I think I said it fairly clearly last week:
The Street is going to notice the shutdown only when it hits our asset balances. When you start squealing, in other words, then Washington may hear. When you tell your Congress-critter that your checkbook is about to shut down, in other words, then we'll see some action.
The way Washington hears this message is when you panic. If the Dow falls, say, 1,000 points or more in a single day, and the other averages follow suit, while bond prices hit Italy-like levels and the Arabs stop taking dollars for oil, then this whole shutdown-debt limit thing ends.
And this probably angers traders more than anything, because we all know what will happen. You'll panic, a deal will get done, and those who didn't panic will take your money.
So no one wants to blink, in Washington or New York.
The best way to explain New York's attitude is to look at a capacitor. A capacitor takes electricity up to a specific voltage, then discharges. This regulates the flow of electricity in the rest of the circuit, and keeps it from getting overloaded.
Mathematicians took this concept and created what's called "saturation arithmetic" with it. Engineers took "saturation arithmetic" and created the Digital Signal Processor with it. Digital Signal Processors now work in real time.
As with past "flash crashes," or "fat thumb" events, a panic over the debt limit can immediately turn into a rally of equal size, once politicians respond. So just as they're waiting for the last minute to make a deal, we're waiting until the last minute to panic.
Yet the panic is the signal that sparks the deal.
The Republican Party is the natural home of Wall Street. Most traders support the Republican Party, expect it to do their bidding, and are flummoxed when that doesn't happen.
But with ownership comes responsibility. If your employees are costing you money, you fire them. The same should be true of politicians. But here's where it gets tricky for traders who prefer Republican government.

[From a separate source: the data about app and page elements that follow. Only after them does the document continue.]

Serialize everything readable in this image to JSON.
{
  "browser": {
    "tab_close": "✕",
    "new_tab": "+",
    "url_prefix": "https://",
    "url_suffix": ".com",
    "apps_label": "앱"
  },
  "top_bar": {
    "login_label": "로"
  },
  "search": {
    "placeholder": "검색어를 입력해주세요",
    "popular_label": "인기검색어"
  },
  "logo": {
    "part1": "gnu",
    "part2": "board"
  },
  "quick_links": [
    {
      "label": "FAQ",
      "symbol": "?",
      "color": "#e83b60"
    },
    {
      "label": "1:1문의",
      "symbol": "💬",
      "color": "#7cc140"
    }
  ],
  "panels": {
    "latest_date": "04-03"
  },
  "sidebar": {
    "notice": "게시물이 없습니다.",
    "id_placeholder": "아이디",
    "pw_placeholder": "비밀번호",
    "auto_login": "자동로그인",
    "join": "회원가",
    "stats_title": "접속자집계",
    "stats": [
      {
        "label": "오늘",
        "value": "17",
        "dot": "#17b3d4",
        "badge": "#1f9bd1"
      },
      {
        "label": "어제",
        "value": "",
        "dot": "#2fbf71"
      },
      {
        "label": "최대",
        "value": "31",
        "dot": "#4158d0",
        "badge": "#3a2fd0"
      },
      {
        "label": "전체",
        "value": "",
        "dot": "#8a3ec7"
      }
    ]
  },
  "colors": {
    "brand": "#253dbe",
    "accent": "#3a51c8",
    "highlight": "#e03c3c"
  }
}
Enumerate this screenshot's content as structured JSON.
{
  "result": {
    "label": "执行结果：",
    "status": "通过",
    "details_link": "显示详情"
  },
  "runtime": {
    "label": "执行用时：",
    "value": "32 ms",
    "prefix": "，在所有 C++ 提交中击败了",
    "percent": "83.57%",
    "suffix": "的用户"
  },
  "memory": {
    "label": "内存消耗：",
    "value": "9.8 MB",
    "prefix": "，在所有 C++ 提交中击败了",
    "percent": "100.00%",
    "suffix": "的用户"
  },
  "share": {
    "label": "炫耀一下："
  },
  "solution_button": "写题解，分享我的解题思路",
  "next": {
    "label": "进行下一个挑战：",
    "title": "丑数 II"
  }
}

At this writing, the outcome favored by Republicans is a short-term deal. Politically, it kicks the can down the road, past the time when primaries against current officeholders are practical. Such an outcome should lead to a slow bleed of money from the market, until the longer-term deal is made.
Take this as a buying opportunity.
The correction upwards, whenever it comes, will be sharp and fast. There is a growing pent-up demand for investments in this country, because outside Washington things are all right.
Natural gas remains in glut, oil production is growing, efficiency is powering manufacturing, and technologies continue to evolve. The annual deficit has been cut in half, and there is, in fact, plenty of slack to deal with whatever solution politicians come up with.
Thus you should be holding on and buying dips. There is no sense trying to time this market - the big desks' algorithms always take sudden moves rather than individuals. Just see that you're diversified, buy whatever falls into what you consider a value range, and wait for the smoke to clear.
What specific sectors should you be buying? You play what works through this current recovery.
I also like cheap renewable energy, in the form of efficiency. Cree (CREE) makes LED lighting systems that use a tiny fraction of the electricity used by fluorescents, and which can do this under computer control.
The same kind of energy efficiency is driving transformations in the data center. If a panic brings companies like Google (GOOG) and Amazon.com (AMZN) down 10%, you should buy them and know they'll go right back up.
My own retirement money is invested more conservatively, in companies like GE (GE), which benefits from growth in both health care IT and renewable energy, and in IBM (IBM), which is already down 15% from its previous highs as it adjusts to the growth of hybrid clouds.
How you react politically to the money politicians are costing you is your business. Just don't let it get in the way of your real business.